- [Requirement]
Return each of the entries below word for word.

[Web page and app entries]
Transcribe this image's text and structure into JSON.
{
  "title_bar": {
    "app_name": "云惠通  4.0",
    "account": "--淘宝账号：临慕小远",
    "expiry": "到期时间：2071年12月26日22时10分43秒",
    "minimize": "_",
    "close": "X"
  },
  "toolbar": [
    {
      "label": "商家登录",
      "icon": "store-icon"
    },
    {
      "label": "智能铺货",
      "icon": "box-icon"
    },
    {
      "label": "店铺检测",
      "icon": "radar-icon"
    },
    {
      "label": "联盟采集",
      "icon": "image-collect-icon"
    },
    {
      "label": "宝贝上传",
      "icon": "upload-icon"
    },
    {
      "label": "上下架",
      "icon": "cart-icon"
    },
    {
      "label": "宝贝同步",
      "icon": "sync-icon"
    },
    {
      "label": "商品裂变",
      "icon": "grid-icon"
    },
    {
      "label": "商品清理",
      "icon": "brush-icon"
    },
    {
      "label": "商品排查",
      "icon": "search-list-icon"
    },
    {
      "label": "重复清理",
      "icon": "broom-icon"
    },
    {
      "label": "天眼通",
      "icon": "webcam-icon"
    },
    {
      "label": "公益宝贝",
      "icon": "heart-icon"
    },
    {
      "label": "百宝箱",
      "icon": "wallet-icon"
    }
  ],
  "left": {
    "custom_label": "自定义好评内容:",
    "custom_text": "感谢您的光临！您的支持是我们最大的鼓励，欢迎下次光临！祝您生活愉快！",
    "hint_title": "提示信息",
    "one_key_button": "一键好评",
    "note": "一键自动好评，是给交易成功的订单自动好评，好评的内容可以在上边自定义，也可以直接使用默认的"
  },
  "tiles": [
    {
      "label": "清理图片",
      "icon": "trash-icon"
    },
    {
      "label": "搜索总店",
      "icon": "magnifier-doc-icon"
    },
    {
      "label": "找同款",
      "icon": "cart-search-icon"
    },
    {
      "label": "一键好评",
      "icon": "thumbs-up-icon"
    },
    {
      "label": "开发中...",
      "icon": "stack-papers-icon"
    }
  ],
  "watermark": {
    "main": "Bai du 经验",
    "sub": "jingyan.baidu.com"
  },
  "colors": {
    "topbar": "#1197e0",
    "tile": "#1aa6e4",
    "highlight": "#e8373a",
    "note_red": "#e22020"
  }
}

- [Written reply]
Transcribe this image's text and structure into JSON.
{
  "title_bar": {
    "app_name": "云惠通  4.0",
    "account": "--淘宝账号：临慕小远",
    "expiry": "到期时间：2071年12月26日22时10分43秒",
    "minimize": "_",
    "close": "X"
  },
  "toolbar": [
    {
      "label": "商家登录",
      "icon": "store-icon"
    },
    {
      "label": "智能铺货",
      "icon": "box-icon"
    },
    {
      "label": "店铺检测",
      "icon": "radar-icon"
    },
    {
      "label": "联盟采集",
      "icon": "image-collect-icon"
    },
    {
      "label": "宝贝上传",
      "icon": "upload-icon"
    },
    {
      "label": "上下架",
      "icon": "cart-icon"
    },
    {
      "label": "宝贝同步",
      "icon": "sync-icon"
    },
    {
      "label": "商品裂变",
      "icon": "grid-icon"
    },
    {
      "label": "商品清理",
      "icon": "brush-icon"
    },
    {
      "label": "商品排查",
      "icon": "search-list-icon"
    },
    {
      "label": "重复清理",
      "icon": "broom-icon"
    },
    {
      "label": "天眼通",
      "icon": "webcam-icon"
    },
    {
      "label": "公益宝贝",
      "icon": "heart-icon"
    },
    {
      "label": "百宝箱",
      "icon": "wallet-icon"
    }
  ],
  "left": {
    "custom_label": "自定义好评内容:",
    "custom_text": "感谢您的光临！您的支持是我们最大的鼓励，欢迎下次光临！祝您生活愉快！",
    "hint_title": "提示信息",
    "one_key_button": "一键好评",
    "note": "一键自动好评，是给交易成功的订单自动好评，好评的内容可以在上边自定义，也可以直接使用默认的"
  },
  "tiles": [
    {
      "label": "清理图片",
      "icon": "trash-icon"
    },
    {
      "label": "搜索总店",
      "icon": "magnifier-doc-icon"
    },
    {
      "label": "找同款",
      "icon": "cart-search-icon"
    },
    {
      "label": "一键好评",
      "icon": "thumbs-up-icon"
    },
    {
      "label": "开发中...",
      "icon": "stack-papers-icon"
    }
  ],
  "watermark": {
    "main": "Bai du 经验",
    "sub": "jingyan.baidu.com"
  },
  "colors": {
    "topbar": "#1197e0",
    "tile": "#1aa6e4",
    "highlight": "#e8373a",
    "note_red": "#e22020"
  }
}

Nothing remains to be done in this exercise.